TASK INSTRUCTIONS: Each entry must be printed again without a single change.

╭──

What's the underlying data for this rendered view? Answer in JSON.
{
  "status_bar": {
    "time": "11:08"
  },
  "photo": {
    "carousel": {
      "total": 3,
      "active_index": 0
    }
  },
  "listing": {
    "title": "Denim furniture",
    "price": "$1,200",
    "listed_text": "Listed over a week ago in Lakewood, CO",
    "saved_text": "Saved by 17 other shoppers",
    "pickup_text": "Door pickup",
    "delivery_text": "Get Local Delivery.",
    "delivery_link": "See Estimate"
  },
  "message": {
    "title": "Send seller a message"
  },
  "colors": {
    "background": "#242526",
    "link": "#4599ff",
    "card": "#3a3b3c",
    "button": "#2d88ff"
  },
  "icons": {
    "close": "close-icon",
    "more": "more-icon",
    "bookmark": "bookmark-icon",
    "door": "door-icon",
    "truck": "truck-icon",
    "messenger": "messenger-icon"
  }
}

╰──

WRITTEN REPLY:
What's the underlying data for this rendered view? Answer in JSON.
{
  "status_bar": {
    "time": "11:08"
  },
  "photo": {
    "carousel": {
      "total": 3,
      "active_index": 0
    }
  },
  "listing": {
    "title": "Denim furniture",
    "price": "$1,200",
    "listed_text": "Listed over a week ago in Lakewood, CO",
    "saved_text": "Saved by 17 other shoppers",
    "pickup_text": "Door pickup",
    "delivery_text": "Get Local Delivery.",
    "delivery_link": "See Estimate"
  },
  "message": {
    "title": "Send seller a message"
  },
  "colors": {
    "background": "#242526",
    "link": "#4599ff",
    "card": "#3a3b3c",
    "button": "#2d88ff"
  },
  "icons": {
    "close": "close-icon",
    "more": "more-icon",
    "bookmark": "bookmark-icon",
    "door": "door-icon",
    "truck": "truck-icon",
    "messenger": "messenger-icon"
  }
}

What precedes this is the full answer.